the bible on immigration
The Old Testament has much to say about “aliens.” Those who live in Israel who are not Jewish. Examples.
Ex 22:21 "Do not mistreat an alien or oppress him, for you were aliens in Egypt.
Dt 10:19 And you are to love those who are aliens, for you yourselves were aliens in Egypt.
Ex 12:49 The same law applies to the native-born and to the alien living among you."
The “alien in your midst” was to be treated well and was to follow the laws of Israel.
In the New Testament, Jesus speaks of strangers in general. Those you don’t know.
Mt 25:35For I was hungry and you gave me something to eat, I was thirsty and you gave me something to drink, I was a stranger and you invited me in, 36I needed clothes and you clothed me, I was sick and you looked after me, I was in prison and you came to visit me.'
Jesus isn’t talking about government response to immigrants. He is talking about how Christians are to treat people. A person who is here legally or illegally is to be treated as a human being and cared for if in need. These words are addressed to Christians. Jesus has no specific instruction for human government.
The Bible does have clear guidelines for the immigrant who is Christian, as well. For the Christian who is in the United States legally there are specific instructions for public behavior. The same guidelines apply to Christians who are here illegally. Here are the guidelines clearly stated.
1Everyone must submit himself to the governing authorities, for there is no authority except that which God has established. The authorities that exist have been established by God. 2Consequently, he who rebels against the authority is rebelling against what God has instituted, and those who do so will bring judgment on themselves. 3For rulers hold no terror for those who do right, but for those who do wrong. Do you want to be free from fear of the one in authority? Then do what is right and he will commend you. 4For he is God's servant to do you good. But if you do wrong, be afraid, for he does not bear the sword for nothing. He is God's servant, an agent of wrath to bring punishment on the wrongdoer. 5Therefore, it is necessary to submit to the authorities, not only because of possible punishment but also because of conscience. 6This is also why you pay taxes, for the authorities are God's servants, who give their full time to governing. 7Give everyone what you owe him: If you owe taxes, pay taxes; if revenue, then revenue; if respect, then respect; if honor, then honor.
The biblical picture is not complex on this issue. There is no “gray” here.
If you are a Christian you help anyone in need.

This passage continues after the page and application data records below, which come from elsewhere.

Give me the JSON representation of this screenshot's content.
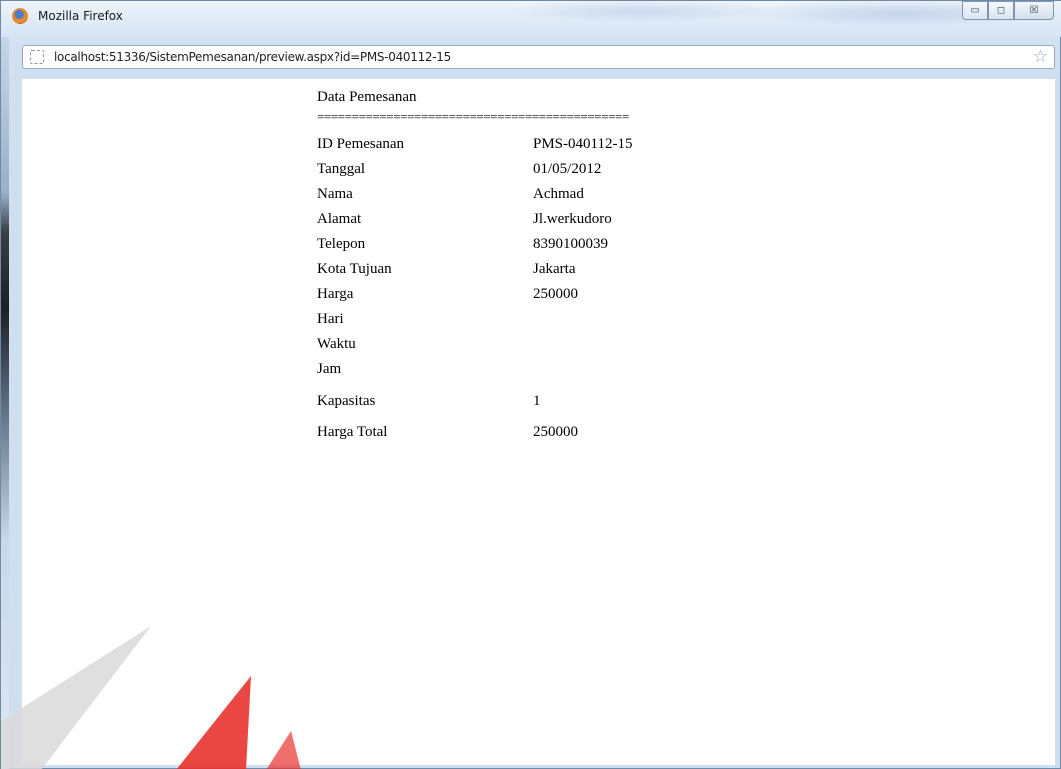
{
  "window": {
    "title": "Mozilla Firefox",
    "controls": {
      "minimize": "▭",
      "maximize": "◻",
      "close": "☒"
    }
  },
  "address_bar": {
    "url": "localhost:51336/SistemPemesanan/preview.aspx?id=PMS-040112-15"
  },
  "document": {
    "heading": "Data Pemesanan",
    "separator": "=============================================",
    "rows": [
      {
        "label": "ID Pemesanan",
        "value": "PMS-040112-15"
      },
      {
        "label": "Tanggal",
        "value": "01/05/2012"
      },
      {
        "label": "Nama",
        "value": "Achmad"
      },
      {
        "label": "Alamat",
        "value": "Jl.werkudoro"
      },
      {
        "label": "Telepon",
        "value": "8390100039"
      },
      {
        "label": "Kota Tujuan",
        "value": "Jakarta"
      },
      {
        "label": "Harga",
        "value": "250000"
      },
      {
        "label": "Hari",
        "value": ""
      },
      {
        "label": "Waktu",
        "value": ""
      },
      {
        "label": "Jam",
        "value": ""
      },
      {
        "label": "Kapasitas",
        "value": "1"
      },
      {
        "label": "Harga Total",
        "value": "250000"
      }
    ]
  },
  "icons": {
    "app": "firefox-icon",
    "site": "site-identity-icon",
    "bookmark": "bookmark-star-icon"
  },
  "colors": {
    "window_frame": "#dbe8f6",
    "watermark_red": "#e8322d",
    "watermark_grey": "#d9d9d9"
  }
}
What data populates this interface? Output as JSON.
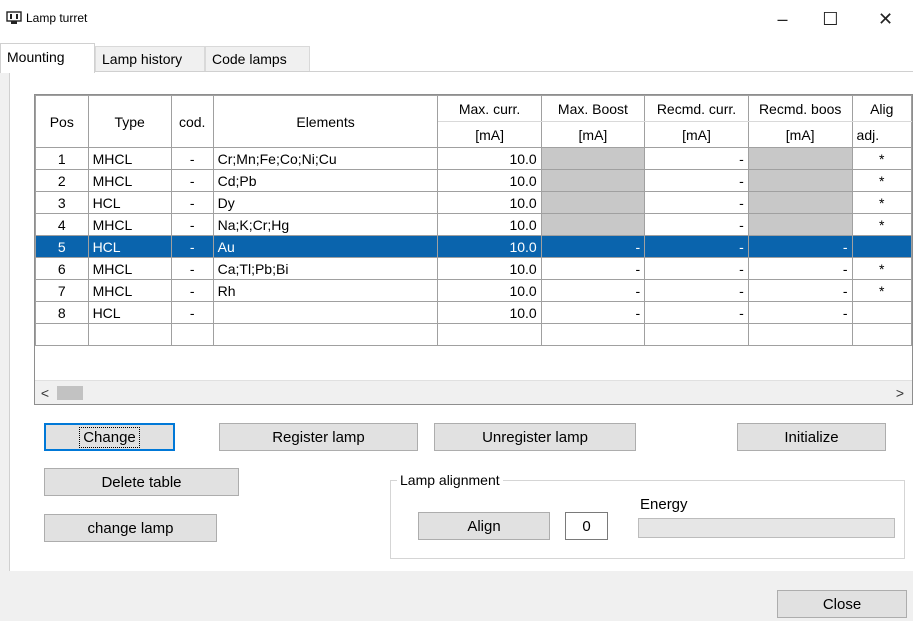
{
  "window": {
    "title": "Lamp turret",
    "minimize": "–",
    "maximize": "☐",
    "close": "✕"
  },
  "tabs": [
    {
      "label": "Mounting"
    },
    {
      "label": "Lamp history"
    },
    {
      "label": "Code lamps"
    }
  ],
  "grid": {
    "headers": {
      "pos": "Pos",
      "type": "Type",
      "cod": "cod.",
      "elements": "Elements",
      "maxcurr": "Max. curr.",
      "maxcurr_unit": "[mA]",
      "maxboost": "Max. Boost",
      "maxboost_unit": "[mA]",
      "recmdcurr": "Recmd. curr.",
      "recmdcurr_unit": "[mA]",
      "recmdboost": "Recmd. boos",
      "recmdboost_unit": "[mA]",
      "align": "Alig",
      "align_unit": "adj."
    },
    "rows": [
      {
        "pos": "1",
        "type": "MHCL",
        "cod": "-",
        "elements": "Cr;Mn;Fe;Co;Ni;Cu",
        "maxcurr": "10.0",
        "maxboost": "",
        "recmdcurr": "-",
        "recmdboost": "",
        "adj": "*"
      },
      {
        "pos": "2",
        "type": "MHCL",
        "cod": "-",
        "elements": "Cd;Pb",
        "maxcurr": "10.0",
        "maxboost": "",
        "recmdcurr": "-",
        "recmdboost": "",
        "adj": "*"
      },
      {
        "pos": "3",
        "type": "HCL",
        "cod": "-",
        "elements": "Dy",
        "maxcurr": "10.0",
        "maxboost": "",
        "recmdcurr": "-",
        "recmdboost": "",
        "adj": "*"
      },
      {
        "pos": "4",
        "type": "MHCL",
        "cod": "-",
        "elements": "Na;K;Cr;Hg",
        "maxcurr": "10.0",
        "maxboost": "",
        "recmdcurr": "-",
        "recmdboost": "",
        "adj": "*"
      },
      {
        "pos": "5",
        "type": "HCL",
        "cod": "-",
        "elements": "Au",
        "maxcurr": "10.0",
        "maxboost": "-",
        "recmdcurr": "-",
        "recmdboost": "-",
        "adj": ""
      },
      {
        "pos": "6",
        "type": "MHCL",
        "cod": "-",
        "elements": "Ca;Tl;Pb;Bi",
        "maxcurr": "10.0",
        "maxboost": "-",
        "recmdcurr": "-",
        "recmdboost": "-",
        "adj": "*"
      },
      {
        "pos": "7",
        "type": "MHCL",
        "cod": "-",
        "elements": "Rh",
        "maxcurr": "10.0",
        "maxboost": "-",
        "recmdcurr": "-",
        "recmdboost": "-",
        "adj": "*"
      },
      {
        "pos": "8",
        "type": "HCL",
        "cod": "-",
        "elements": "",
        "maxcurr": "10.0",
        "maxboost": "-",
        "recmdcurr": "-",
        "recmdboost": "-",
        "adj": ""
      }
    ],
    "scroll_left": "<",
    "scroll_right": ">"
  },
  "buttons": {
    "change": "Change",
    "register": "Register lamp",
    "unregister": "Unregister lamp",
    "initialize": "Initialize",
    "delete_table": "Delete table",
    "change_lamp": "change lamp",
    "close": "Close"
  },
  "alignment": {
    "group_label": "Lamp alignment",
    "align_button": "Align",
    "counter": "0",
    "energy_label": "Energy",
    "energy_level": 0
  }
}
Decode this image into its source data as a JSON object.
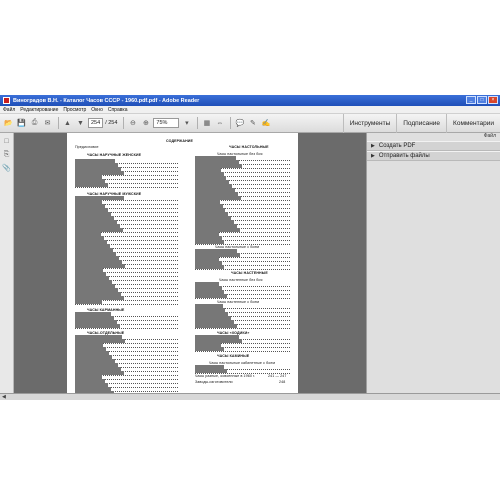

If you are a Christian you don’t break the laws of a country.
The simplistic response to say, “Jesus would welcome the stranger,” doesn’t do justice to the careful thinking of the Bible on an issue like immigration.